Thompson, L. G. and 6 others. 1995. A 1000 year climatic ice-core record from the Guliya ice cap, China: its relationship to global climate variability. Ann. Glaciol., 21, 175181.
Thompson, L. G. and 9 others. 1997. Tropical climate instability: the last glacial cycle from a Qinghai–Tibetan ice core. Science, 276(5320), 18211825.
Wagenbach, D. 1989. Environmental records in alpine glaciers. In Oeschger, H. and Langway, C. C. Jr, eds. The environmental record in glaciers and ice sheets. Chichester, etc., John Wiley and Sons, 6983.

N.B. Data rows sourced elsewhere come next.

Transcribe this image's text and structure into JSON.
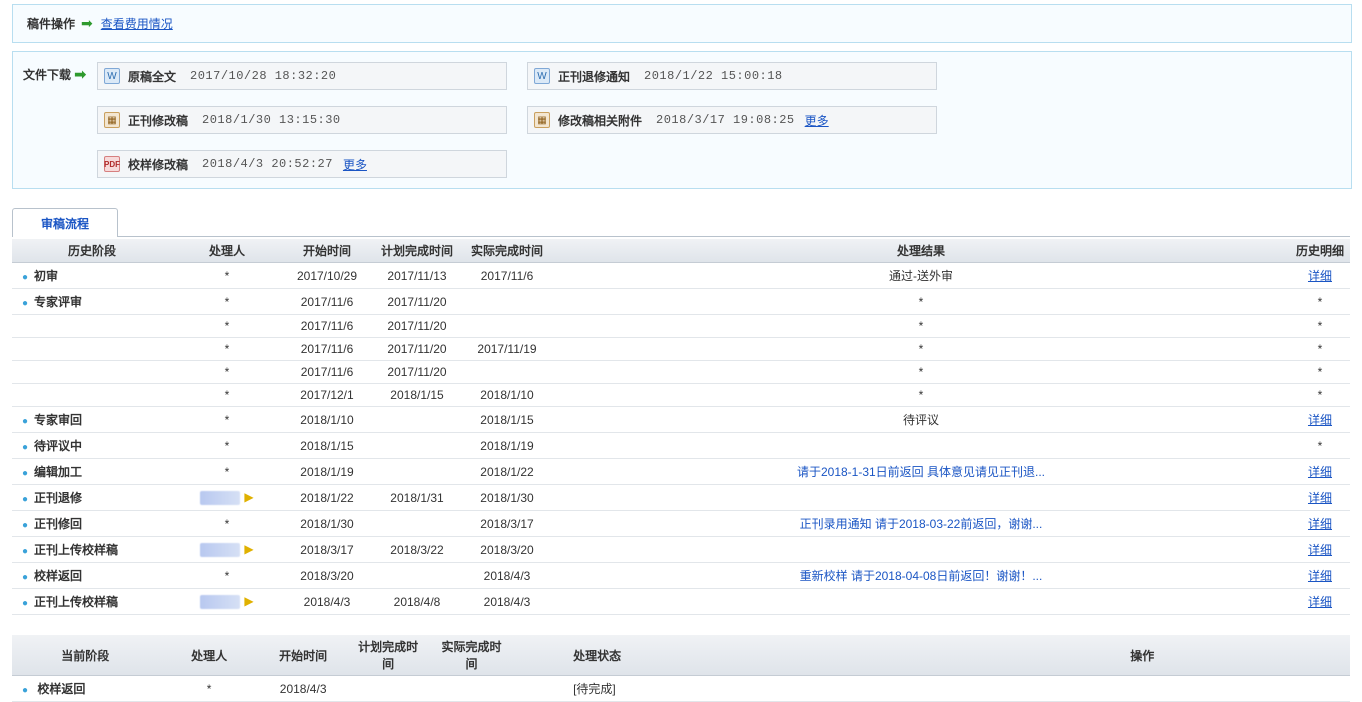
{
  "ops": {
    "label": "稿件操作",
    "fee_link": "查看费用情况"
  },
  "download": {
    "label": "文件下载",
    "more": "更多",
    "files_left": [
      {
        "icon": "word",
        "name": "原稿全文",
        "time": "2017/10/28 18:32:20",
        "more": false
      },
      {
        "icon": "rar",
        "name": "正刊修改稿",
        "time": "2018/1/30 13:15:30",
        "more": false
      },
      {
        "icon": "pdf",
        "name": "校样修改稿",
        "time": "2018/4/3 20:52:27",
        "more": true
      }
    ],
    "files_right": [
      {
        "icon": "word",
        "name": "正刊退修通知",
        "time": "2018/1/22 15:00:18",
        "more": false
      },
      {
        "icon": "rar",
        "name": "修改稿相关附件",
        "time": "2018/3/17 19:08:25",
        "more": true
      }
    ]
  },
  "tab": {
    "label": "审稿流程"
  },
  "history": {
    "headers": {
      "stage": "历史阶段",
      "handler": "处理人",
      "start": "开始时间",
      "plan": "计划完成时间",
      "actual": "实际完成时间",
      "result": "处理结果",
      "detail": "历史明细"
    },
    "detail_label": "详细",
    "rows": [
      {
        "stage": "初审",
        "bullet": true,
        "handler": "*",
        "start": "2017/10/29",
        "plan": "2017/11/13",
        "actual": "2017/11/6",
        "result": "通过-送外审",
        "result_link": false,
        "detail": "link"
      },
      {
        "stage": "专家评审",
        "bullet": true,
        "handler": "*",
        "start": "2017/11/6",
        "plan": "2017/11/20",
        "actual": "",
        "result": "*",
        "result_link": false,
        "detail": "*"
      },
      {
        "stage": "",
        "bullet": false,
        "handler": "*",
        "start": "2017/11/6",
        "plan": "2017/11/20",
        "actual": "",
        "result": "*",
        "result_link": false,
        "detail": "*"
      },
      {
        "stage": "",
        "bullet": false,
        "handler": "*",
        "start": "2017/11/6",
        "plan": "2017/11/20",
        "actual": "2017/11/19",
        "result": "*",
        "result_link": false,
        "detail": "*"
      },
      {
        "stage": "",
        "bullet": false,
        "handler": "*",
        "start": "2017/11/6",
        "plan": "2017/11/20",
        "actual": "",
        "result": "*",
        "result_link": false,
        "detail": "*"
      },
      {
        "stage": "",
        "bullet": false,
        "handler": "*",
        "start": "2017/12/1",
        "plan": "2018/1/15",
        "actual": "2018/1/10",
        "result": "*",
        "result_link": false,
        "detail": "*"
      },
      {
        "stage": "专家审回",
        "bullet": true,
        "handler": "*",
        "start": "2018/1/10",
        "plan": "",
        "actual": "2018/1/15",
        "result": "待评议",
        "result_link": false,
        "detail": "link"
      },
      {
        "stage": "待评议中",
        "bullet": true,
        "handler": "*",
        "start": "2018/1/15",
        "plan": "",
        "actual": "2018/1/19",
        "result": "",
        "result_link": false,
        "detail": "*"
      },
      {
        "stage": "编辑加工",
        "bullet": true,
        "handler": "*",
        "start": "2018/1/19",
        "plan": "",
        "actual": "2018/1/22",
        "result": "请于2018-1-31日前返回 具体意见请见正刊退...",
        "result_link": true,
        "detail": "link"
      },
      {
        "stage": "正刊退修",
        "bullet": true,
        "handler": "blur",
        "start": "2018/1/22",
        "plan": "2018/1/31",
        "actual": "2018/1/30",
        "result": "",
        "result_link": false,
        "detail": "link"
      },
      {
        "stage": "正刊修回",
        "bullet": true,
        "handler": "*",
        "start": "2018/1/30",
        "plan": "",
        "actual": "2018/3/17",
        "result": "正刊录用通知 请于2018-03-22前返回，谢谢...",
        "result_link": true,
        "detail": "link"
      },
      {
        "stage": "正刊上传校样稿",
        "bullet": true,
        "handler": "blur",
        "start": "2018/3/17",
        "plan": "2018/3/22",
        "actual": "2018/3/20",
        "result": "",
        "result_link": false,
        "detail": "link"
      },
      {
        "stage": "校样返回",
        "bullet": true,
        "handler": "*",
        "start": "2018/3/20",
        "plan": "",
        "actual": "2018/4/3",
        "result": "重新校样 请于2018-04-08日前返回！谢谢！...",
        "result_link": true,
        "detail": "link"
      },
      {
        "stage": "正刊上传校样稿",
        "bullet": true,
        "handler": "blur",
        "start": "2018/4/3",
        "plan": "2018/4/8",
        "actual": "2018/4/3",
        "result": "",
        "result_link": false,
        "detail": "link"
      }
    ]
  },
  "current": {
    "headers": {
      "stage": "当前阶段",
      "handler": "处理人",
      "start": "开始时间",
      "plan": "计划完成时间",
      "actual": "实际完成时间",
      "status": "处理状态",
      "ops": "操作"
    },
    "row": {
      "stage": "校样返回",
      "handler": "*",
      "start": "2018/4/3",
      "plan": "",
      "actual": "",
      "status": "[待完成]",
      "ops": ""
    }
  }
}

Wake, C. P. 1989. Glaciochemical investigations as a tool for determining the spatial and seasonal variation of snow accumulation in the central Karakorum, northern Pakistan. Ann. Glaciol., 13, 279284.
Wake, C. P., Mayewski, P. A. and Spencer, M. J.. 1990. A review of central Asian glaciochemical data. Ann. Glaciol., 14, 301306.
Wake, C. P., Mayewski, P. A., Ping, Wang, Qinzhao, Yang, Jiankang, Han and Zichu, Xie. 1992. Anthropogenic sulfate and Asian dust signals in snow from Tien Shan, northwest China. Ann. Glaciol., 16, 4552.
Wake, C. P., Mayewski, P. A., Zichu, Xie, Ping, Wang and Li, Zhongqin. 1993. Regional distribution of monsoon and desert dust signals record in Asian glaciers. Geophys. Res. Lett., 20(14), 14111414.
Warneck, P. 1988. Chemistry of the natural atmosphere. San Diego, CA, Academic Press.
Williams, M. W., Tonnessen, K. A., Melack, J. M. and Daqing, Yang. 1992. Sources and spatial variation of the chemical composition of snow in the Tien Shan, China. Ann. Glaciol., 16, 2532.
Tandong, Yao and Thompson, L. G.. 1992. Trends and features of climatic changes in the past 5000 years recorded by the Dunde ice core. Ann. Glaciol., 16, 2124.
Tandong, Yao, Thompson, L. G., Keqin, Jiao, Mosley-Thompson, E. and Zhihong, Yang. 1995. Recent warming as recorded in the Qinghai–Tibetan cryosphere. Ann. Glaciol., 21, 196200.
Tandong, Yao, Masson, V., Jouzel, J., Stievenard, M., Sun, W. and Jiao, K.. 1999. Relationship between δ 18O in precipitation and surface air temperature in the Urumqi river basin, east Tianshan mountains, China. Geophys. Res. Lett., 26(23),34733476.
Zhang, J. and Crowley, T. J.. 1989. Historical climate records in China and reconstruction of past climates. J. Climate, 2(8), 833849.